The researchers also point to several resources and interventions for food-insecure patients, including the Supplemental Nutrition Assistance Program (SNAP), local food banks, home-delivered meals and community programs that may mitigate food insecurity by providing food or money for food. They also note that non-food resources, such as prescription payment assistance programs, can help to relieve food budgets by allowing for the shifting of household expenses.

What is Transportation Insecurity?

Transportation insecurity can be defined as a condition in which one is unable to regularly move from place to place in a safe and timely manner because one lacks the material, economic or social resources necessary for transportation.

According to research from the University of Michigan, one in four adults in the U.S. experience transportation insecurity, making it difficult for them to hold a job, get to the grocery store or child care, and conduct other daily activities. The researchers note that problems with transportation are commonly cited as a primary reason people miss or delay medical appointments or leave prescriptions unfilled, with consequences for individual health outcomes.

Impact of Transportation Insecurity on Cancer Treatment Adherence

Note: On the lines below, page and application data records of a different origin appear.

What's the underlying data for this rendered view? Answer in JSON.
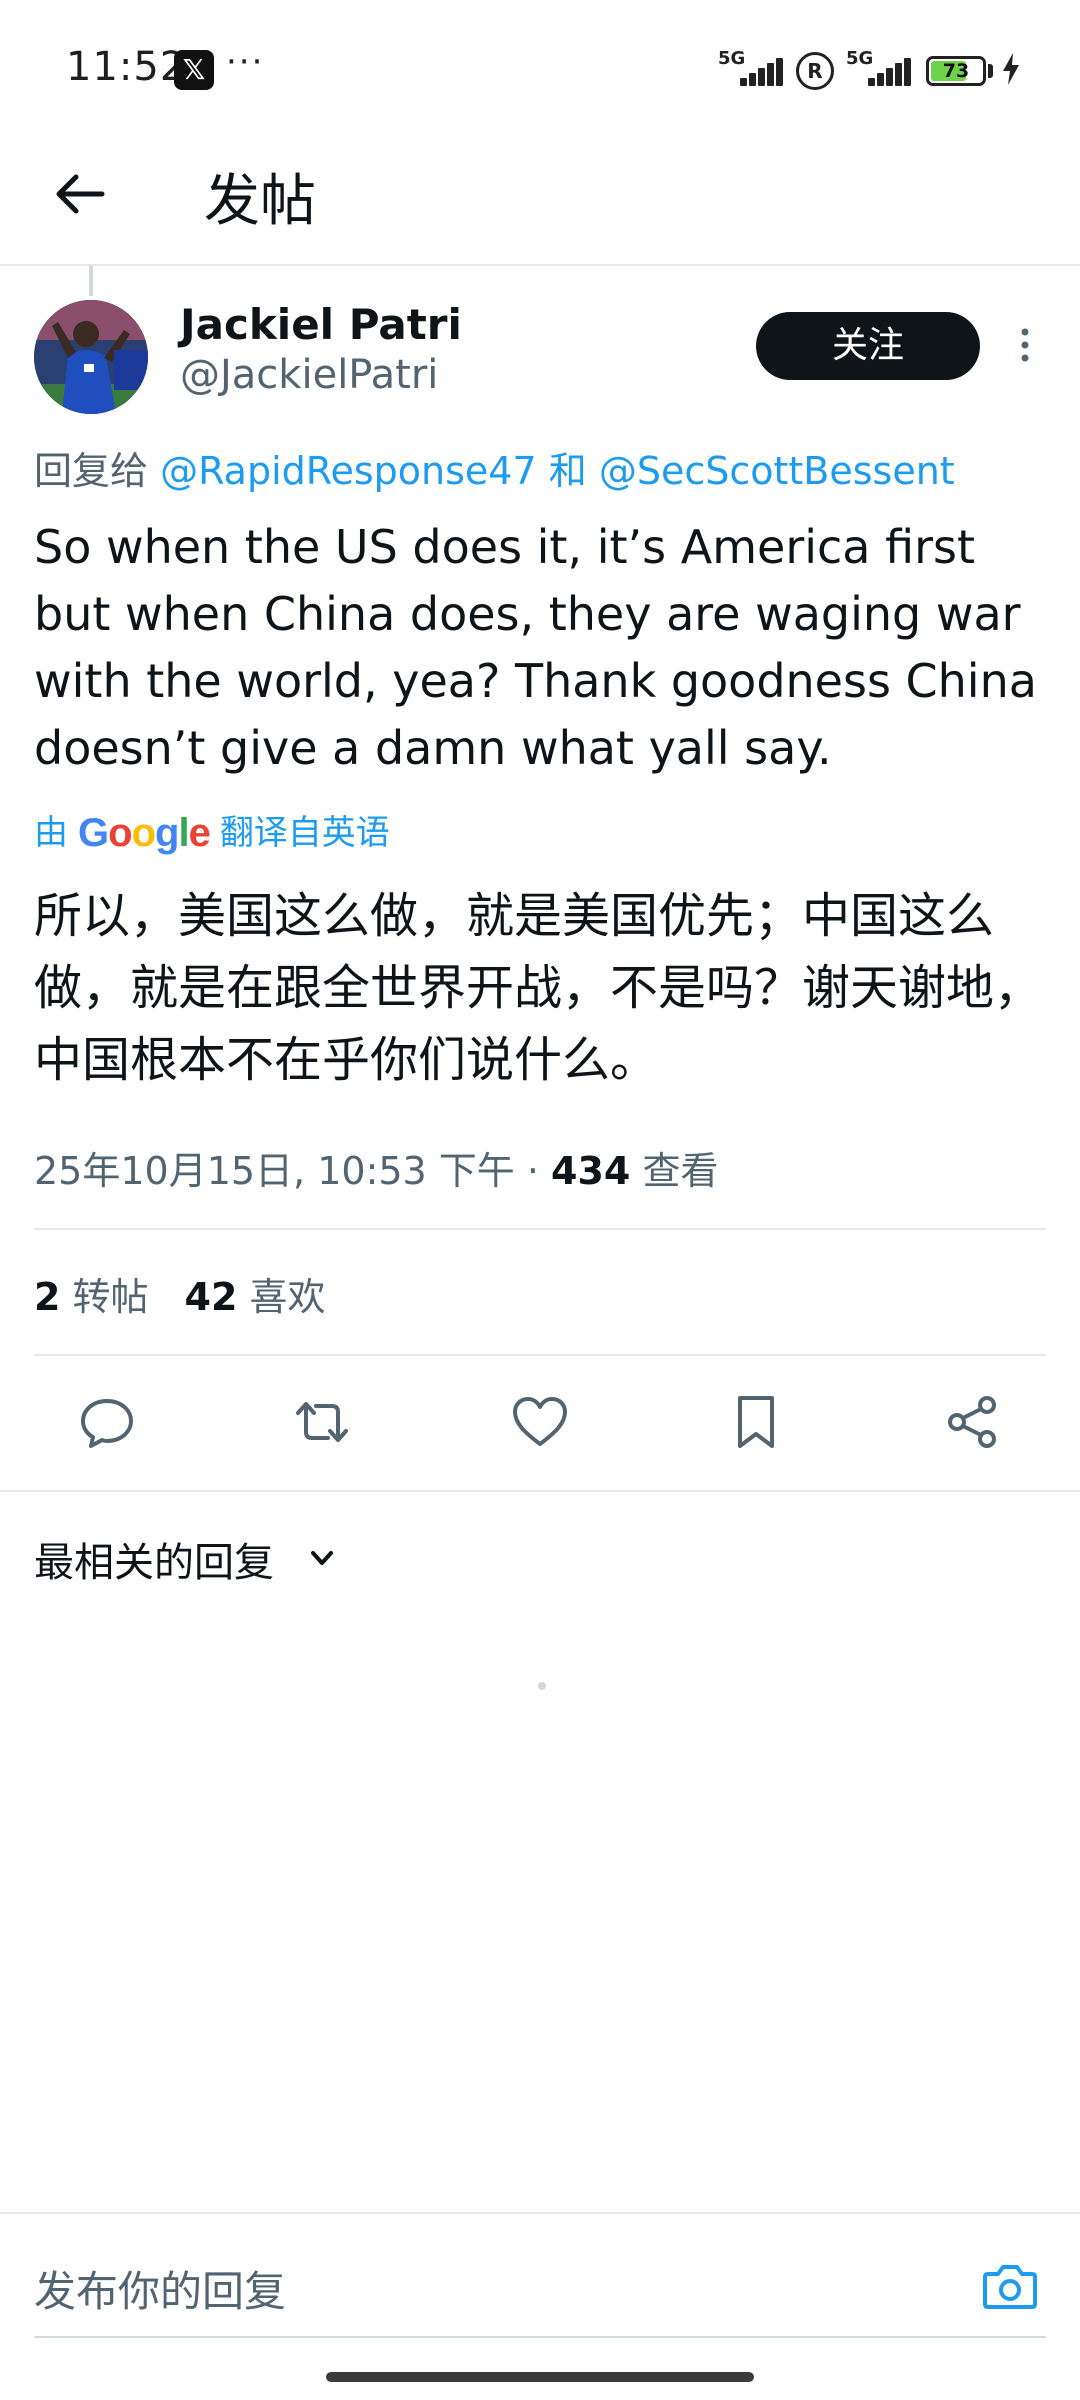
{
  "status_bar": {
    "time": "11:52",
    "x_glyph": "𝕏",
    "more": "···",
    "signal1_label": "5G",
    "signal2_label": "5G",
    "reg_symbol": "R",
    "battery_level": 73,
    "battery_text": "73"
  },
  "header": {
    "title": "发帖",
    "back_icon": "arrow-left-icon"
  },
  "post": {
    "author_name": "Jackiel Patri",
    "author_handle": "@JackielPatri",
    "follow_label": "关注",
    "reply_prefix": "回复给",
    "reply_mention_1": "@RapidResponse47",
    "reply_conjunction": "和",
    "reply_mention_2": "@SecScottBessent",
    "text": "So when the US does it, it’s America first but when China does, they are waging war with the world, yea? Thank goodness China doesn’t give a damn what yall say.",
    "translate_prefix": "由",
    "translate_brand": "Google",
    "translate_suffix": "翻译自英语",
    "translated_text": "所以，美国这么做，就是美国优先；中国这么做，就是在跟全世界开战，不是吗？谢天谢地，中国根本不在乎你们说什么。",
    "timestamp": "25年10月15日, 10:53 下午 · ",
    "views_count": "434",
    "views_label": " 查看",
    "reposts_count": "2",
    "reposts_label": " 转帖",
    "likes_count": "42",
    "likes_label": " 喜欢"
  },
  "actions": [
    "reply-icon",
    "repost-icon",
    "like-icon",
    "bookmark-icon",
    "share-icon"
  ],
  "replies": {
    "sort_label": "最相关的回复"
  },
  "compose": {
    "placeholder": "发布你的回复",
    "camera_icon": "camera-icon"
  },
  "colors": {
    "accent": "#1d9bf0",
    "text_primary": "#0f1419",
    "text_secondary": "#536471",
    "button_dark": "#0f1419"
  }
}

In 2021, the National Cancer Policy Forum of the National Academies of Science, Engineering, and Medicine sponsored a series of webinars addressing key social determinants of health, including food, housing, and transportation among patients with cancer. In a commentary article summarizing the webinar series, experts noted several reasons that transportation insecurity is an acutely important problem for patients with cancer:

  • Patients with cancer are particularly susceptible to transportation as a barrier to medical care, with higher rates of transportation insecurity relative to similar patients without a history of cancer.
  • Transportation insecurity among patients with cancer is common.
  • The consequences of transportation insecurity among patients with cancer are substantial and may result in patients forgoing, missing, delaying and/or altering necessary clinical care.
  • Transportation insecurity has the potential to increase rates of cancer recurrence and mortality as well as exacerbate disparities in cancer incidence, severity, and outcomes.

In an effort to gain insights into who experiences transportation insecurity and help others determine which interventions can improve transportation insecurity, the University of Michigan researchers developed and validated a Transportation Security Index, the first tool to measure transportation security. Modeled after the Food Insecurity Index, the Transportation Security Index is a 16-question survey composed of items that focus on the symptoms of transportation insecurity.

Among many potential uses for the Transportation Security Index, the researchers suggest that health providers and social workers use the tool to screen patients to identify whether they need transportation-related assistance. Such assistance may be available through local transportation authorities or via grants from non-profit organizations like the HealthWell Foundation, which offers transportation assistance through several travel funds.